PROBLEM REQUIREMENTS — Go through the entries below and return every line that contains "subject".

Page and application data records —

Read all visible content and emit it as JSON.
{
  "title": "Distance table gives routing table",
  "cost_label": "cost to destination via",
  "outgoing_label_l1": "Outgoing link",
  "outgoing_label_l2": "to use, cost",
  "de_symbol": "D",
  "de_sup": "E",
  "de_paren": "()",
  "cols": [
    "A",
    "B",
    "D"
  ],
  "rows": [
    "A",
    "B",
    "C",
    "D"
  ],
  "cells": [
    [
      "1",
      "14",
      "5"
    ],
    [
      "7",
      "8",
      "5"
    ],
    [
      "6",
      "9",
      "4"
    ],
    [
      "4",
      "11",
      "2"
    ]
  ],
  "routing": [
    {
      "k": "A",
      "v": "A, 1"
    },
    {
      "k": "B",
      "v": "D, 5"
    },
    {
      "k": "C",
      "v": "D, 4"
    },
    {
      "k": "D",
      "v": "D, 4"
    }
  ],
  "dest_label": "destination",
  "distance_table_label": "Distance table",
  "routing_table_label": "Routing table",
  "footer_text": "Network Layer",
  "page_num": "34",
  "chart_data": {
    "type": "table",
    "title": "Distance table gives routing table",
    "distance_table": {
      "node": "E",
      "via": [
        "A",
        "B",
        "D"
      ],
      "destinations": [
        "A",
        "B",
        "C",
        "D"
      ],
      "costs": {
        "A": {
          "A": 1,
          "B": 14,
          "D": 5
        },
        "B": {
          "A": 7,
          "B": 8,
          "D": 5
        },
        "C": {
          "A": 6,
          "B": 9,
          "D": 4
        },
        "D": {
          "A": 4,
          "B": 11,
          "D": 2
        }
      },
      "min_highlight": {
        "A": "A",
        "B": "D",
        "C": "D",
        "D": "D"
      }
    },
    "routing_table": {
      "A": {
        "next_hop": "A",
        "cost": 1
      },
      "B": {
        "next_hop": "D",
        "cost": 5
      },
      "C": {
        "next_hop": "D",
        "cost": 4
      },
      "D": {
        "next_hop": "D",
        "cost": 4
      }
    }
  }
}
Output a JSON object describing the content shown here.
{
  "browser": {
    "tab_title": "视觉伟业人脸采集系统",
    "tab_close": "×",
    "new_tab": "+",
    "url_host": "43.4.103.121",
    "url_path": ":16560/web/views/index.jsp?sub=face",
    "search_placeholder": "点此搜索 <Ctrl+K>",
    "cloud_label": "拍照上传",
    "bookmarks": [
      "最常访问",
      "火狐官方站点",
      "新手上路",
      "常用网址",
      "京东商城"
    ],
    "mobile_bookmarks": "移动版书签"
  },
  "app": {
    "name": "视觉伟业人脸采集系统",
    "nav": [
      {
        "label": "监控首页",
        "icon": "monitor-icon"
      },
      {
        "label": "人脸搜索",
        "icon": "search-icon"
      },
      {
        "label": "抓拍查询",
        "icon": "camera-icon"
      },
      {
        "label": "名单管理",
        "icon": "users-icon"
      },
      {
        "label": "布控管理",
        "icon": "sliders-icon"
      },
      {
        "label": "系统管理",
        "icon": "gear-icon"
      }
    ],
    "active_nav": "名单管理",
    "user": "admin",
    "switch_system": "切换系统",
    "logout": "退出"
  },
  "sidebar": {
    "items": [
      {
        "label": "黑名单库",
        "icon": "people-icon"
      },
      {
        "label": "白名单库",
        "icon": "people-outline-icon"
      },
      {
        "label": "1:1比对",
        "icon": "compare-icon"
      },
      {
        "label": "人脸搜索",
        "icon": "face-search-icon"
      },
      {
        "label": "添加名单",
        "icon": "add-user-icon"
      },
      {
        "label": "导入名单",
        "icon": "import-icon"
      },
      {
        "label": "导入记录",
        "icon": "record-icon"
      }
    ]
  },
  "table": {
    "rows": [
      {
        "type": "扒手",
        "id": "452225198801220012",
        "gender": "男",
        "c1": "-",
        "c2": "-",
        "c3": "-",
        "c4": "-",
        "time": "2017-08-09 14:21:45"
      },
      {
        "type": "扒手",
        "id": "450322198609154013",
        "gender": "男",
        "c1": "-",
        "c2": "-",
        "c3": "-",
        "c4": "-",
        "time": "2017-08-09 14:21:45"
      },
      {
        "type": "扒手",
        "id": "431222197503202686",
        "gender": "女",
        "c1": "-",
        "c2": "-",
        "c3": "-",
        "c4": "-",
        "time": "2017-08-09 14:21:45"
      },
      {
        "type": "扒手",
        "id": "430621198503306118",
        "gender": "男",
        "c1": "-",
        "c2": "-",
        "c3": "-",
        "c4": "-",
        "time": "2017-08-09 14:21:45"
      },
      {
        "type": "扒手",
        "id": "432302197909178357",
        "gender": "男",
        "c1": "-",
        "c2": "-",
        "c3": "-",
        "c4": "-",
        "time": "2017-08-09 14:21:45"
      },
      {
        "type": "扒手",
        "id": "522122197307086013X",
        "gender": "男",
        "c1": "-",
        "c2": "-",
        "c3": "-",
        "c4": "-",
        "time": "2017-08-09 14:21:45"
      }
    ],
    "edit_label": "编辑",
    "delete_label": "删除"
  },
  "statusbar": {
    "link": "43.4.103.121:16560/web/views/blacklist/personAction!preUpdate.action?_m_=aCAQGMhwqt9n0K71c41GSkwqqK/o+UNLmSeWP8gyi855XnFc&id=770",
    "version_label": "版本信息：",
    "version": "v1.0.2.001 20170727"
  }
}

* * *

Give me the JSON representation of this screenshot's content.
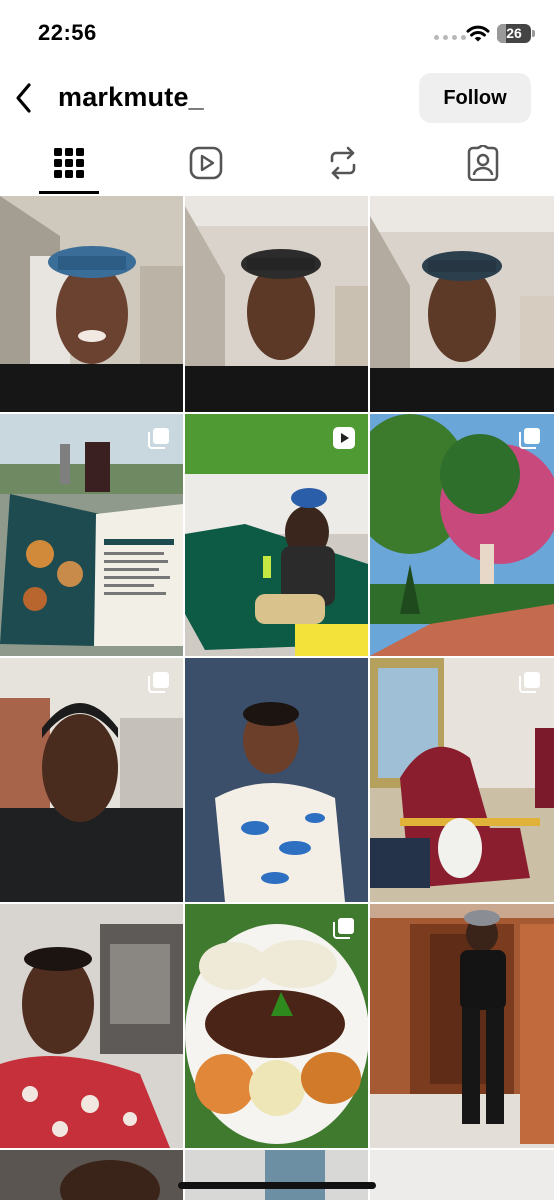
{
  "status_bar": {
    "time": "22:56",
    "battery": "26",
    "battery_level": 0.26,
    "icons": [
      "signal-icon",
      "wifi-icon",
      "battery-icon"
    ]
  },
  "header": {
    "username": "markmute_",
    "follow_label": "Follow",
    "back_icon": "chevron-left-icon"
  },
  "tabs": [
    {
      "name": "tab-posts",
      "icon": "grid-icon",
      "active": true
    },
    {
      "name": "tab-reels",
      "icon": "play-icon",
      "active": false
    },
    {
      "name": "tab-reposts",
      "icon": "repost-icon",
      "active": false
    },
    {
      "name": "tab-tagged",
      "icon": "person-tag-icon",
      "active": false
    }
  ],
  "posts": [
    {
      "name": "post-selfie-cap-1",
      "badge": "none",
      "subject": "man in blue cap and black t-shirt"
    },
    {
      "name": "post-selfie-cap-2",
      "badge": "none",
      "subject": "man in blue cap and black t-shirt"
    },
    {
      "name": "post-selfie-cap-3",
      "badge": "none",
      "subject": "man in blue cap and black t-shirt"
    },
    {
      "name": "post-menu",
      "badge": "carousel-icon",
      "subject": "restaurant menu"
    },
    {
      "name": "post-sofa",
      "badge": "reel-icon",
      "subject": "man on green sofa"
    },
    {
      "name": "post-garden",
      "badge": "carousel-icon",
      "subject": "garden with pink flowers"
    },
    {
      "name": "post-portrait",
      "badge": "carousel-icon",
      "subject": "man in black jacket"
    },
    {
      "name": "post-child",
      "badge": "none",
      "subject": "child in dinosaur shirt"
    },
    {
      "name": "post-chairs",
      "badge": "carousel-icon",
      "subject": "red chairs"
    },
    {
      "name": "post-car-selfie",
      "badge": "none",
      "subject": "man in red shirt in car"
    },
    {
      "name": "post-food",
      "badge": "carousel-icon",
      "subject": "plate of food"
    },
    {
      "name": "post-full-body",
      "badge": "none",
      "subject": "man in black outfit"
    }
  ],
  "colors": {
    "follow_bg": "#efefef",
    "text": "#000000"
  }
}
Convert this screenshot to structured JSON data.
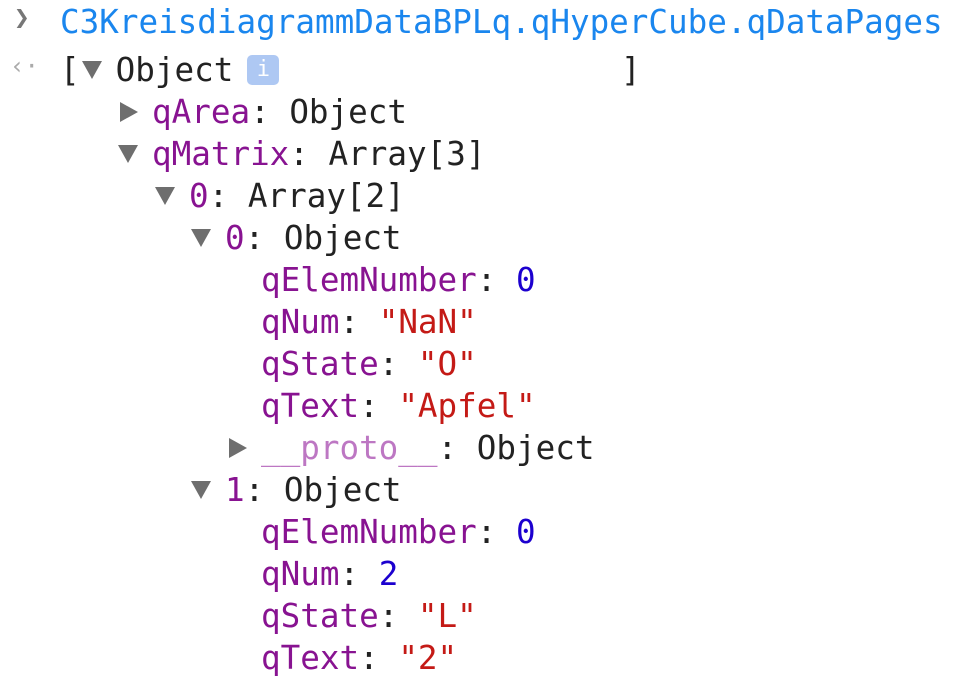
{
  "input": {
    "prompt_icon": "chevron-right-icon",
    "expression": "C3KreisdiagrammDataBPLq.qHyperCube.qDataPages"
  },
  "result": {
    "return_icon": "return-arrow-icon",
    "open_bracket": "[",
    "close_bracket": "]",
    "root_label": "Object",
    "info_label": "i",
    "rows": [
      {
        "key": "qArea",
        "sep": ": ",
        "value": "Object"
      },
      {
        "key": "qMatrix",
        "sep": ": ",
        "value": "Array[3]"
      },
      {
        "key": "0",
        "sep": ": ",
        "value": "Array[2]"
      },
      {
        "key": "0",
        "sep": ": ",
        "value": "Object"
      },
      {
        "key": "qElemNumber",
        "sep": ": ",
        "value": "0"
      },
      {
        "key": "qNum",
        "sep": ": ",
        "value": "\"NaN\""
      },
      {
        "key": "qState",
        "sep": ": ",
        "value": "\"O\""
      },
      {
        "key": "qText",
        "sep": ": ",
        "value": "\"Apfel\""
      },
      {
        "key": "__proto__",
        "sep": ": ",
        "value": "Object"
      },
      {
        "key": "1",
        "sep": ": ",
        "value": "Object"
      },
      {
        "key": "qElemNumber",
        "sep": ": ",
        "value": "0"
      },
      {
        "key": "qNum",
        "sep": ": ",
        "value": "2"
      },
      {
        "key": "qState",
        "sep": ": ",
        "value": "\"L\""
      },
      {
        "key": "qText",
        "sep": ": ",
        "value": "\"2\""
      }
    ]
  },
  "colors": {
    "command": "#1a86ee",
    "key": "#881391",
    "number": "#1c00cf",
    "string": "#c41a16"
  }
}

ANSWER SECTION —
      "subject": "man in blue cap and black t-shirt"
      "subject": "man in blue cap and black t-shirt"
      "subject": "man in blue cap and black t-shirt"
      "subject": "restaurant menu"
      "subject": "man on green sofa"
      "subject": "garden with pink flowers"
      "subject": "man in black jacket"
      "subject": "child in dinosaur shirt"
      "subject": "red chairs"
      "subject": "man in red shirt in car"
      "subject": "plate of food"
      "subject": "man in black outfit"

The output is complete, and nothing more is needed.